» **Work order**
Each line holding the word "mask" must appear in the answer, copied from the entries.

Dataset rows for apps and sites
[Start of Attachment]

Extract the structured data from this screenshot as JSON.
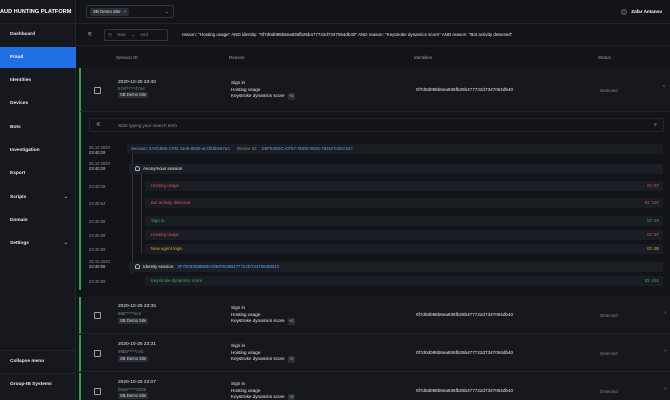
{
  "app": {
    "brand": "AUD HUNTING PLATFORM"
  },
  "sidebar": {
    "items": [
      {
        "label": "Dashboard"
      },
      {
        "label": "Fraud"
      },
      {
        "label": "Identities"
      },
      {
        "label": "Devices"
      },
      {
        "label": "Bots"
      },
      {
        "label": "Investigation"
      },
      {
        "label": "Export"
      },
      {
        "label": "Scripts"
      },
      {
        "label": "Domain"
      },
      {
        "label": "Settings"
      }
    ],
    "collapse_label": "Collapse menu",
    "company_label": "Group-IB Systems"
  },
  "topbar": {
    "site_chip": "SB Demo Site",
    "user_name": "Zafar Antanov"
  },
  "filter": {
    "date_start": "start",
    "date_arrow": "→",
    "date_end": "end",
    "query": "reason: \"Hosting usage\" AND identity: \"0f7d0d088b6ea936fb25b477722d7347064db40\" AND reason: \"Keystroke dynamics score\" AND reason: \"Bot activity detected\""
  },
  "table": {
    "headers": [
      "Session ID",
      "Reason",
      "Identities",
      "Status"
    ]
  },
  "rows": [
    {
      "date": "2020-10-25   23:40",
      "mask": "57ef*****47a4",
      "site": "SB Demo Site",
      "reasons": [
        "Sign in",
        "Hosting usage",
        "Keystroke dynamics score"
      ],
      "more": "+2",
      "identity": "0f7d0d088b6ea936fb25b477722d7347064db40",
      "status": "Detected"
    },
    {
      "date": "2020-10-25   23:35",
      "mask": "965*****ee2",
      "site": "SB Demo Site",
      "reasons": [
        "Sign in",
        "Hosting usage",
        "Keystroke dynamics score"
      ],
      "more": "+2",
      "identity": "0f7d0d088b6ea936fb25b477722d7347064db40",
      "status": "Detected"
    },
    {
      "date": "2020-10-25   23:31",
      "mask": "99b8*****ceb",
      "site": "SB Demo Site",
      "reasons": [
        "Sign in",
        "Hosting usage",
        "Keystroke dynamics score"
      ],
      "more": "+2",
      "identity": "0f7d0d088b6ea936fb25b477722d7347064db40",
      "status": "Detected"
    },
    {
      "date": "2020-10-25   23:07",
      "mask": "b5a8*****902b",
      "site": "SB Demo Site",
      "reasons": [
        "Sign in",
        "Hosting usage",
        "Keystroke dynamics score"
      ],
      "more": "+2",
      "identity": "0f7d0d088b6ea936fb25b477722d7347064db40",
      "status": "Detected"
    }
  ],
  "detail": {
    "search_placeholder": "Start typing your search term",
    "session_date": "25.10.2020",
    "session_time": "23:40:29",
    "session_label": "Session: 57efc566-1702-11eb-85b9-ac1f6bbe67a4",
    "device_label": "Device ID:",
    "device_id": "D5FE4E5C-CF57-4DD6-9025-7641FC4EC547",
    "anon_date": "25.10.2020",
    "anon_time": "23:40:29",
    "anon_label": "Anonymous session",
    "anon_events": [
      {
        "time": "23:40:29",
        "label": "Hosting usage",
        "id": "ID: 57",
        "color": "red"
      },
      {
        "time": "23:40:54",
        "label": "Bot activity detected",
        "id": "ID: 137",
        "color": "red"
      },
      {
        "time": "23:40:58",
        "label": "Sign in",
        "id": "ID: 46",
        "color": "green"
      },
      {
        "time": "23:40:58",
        "label": "Hosting usage",
        "id": "ID: 57",
        "color": "red"
      },
      {
        "time": "23:40:58",
        "label": "New agent login",
        "id": "ID: 95",
        "color": "amber"
      }
    ],
    "ident_date": "25.10.2020",
    "ident_time": "23:40:58",
    "ident_label": "Identity session:",
    "ident_id": "0F7D0D088B6EA936FB25B477722D7347064DB40",
    "ident_events": [
      {
        "time": "23:40:58",
        "label": "Keystroke dynamics score",
        "id": "ID: 151",
        "color": "green"
      }
    ]
  }
}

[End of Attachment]

» **Your response**
      "mask": "57ef*****47a4",
      "mask": "965*****ee2",
      "mask": "99b8*****ceb",
      "mask": "b5a8*****902b",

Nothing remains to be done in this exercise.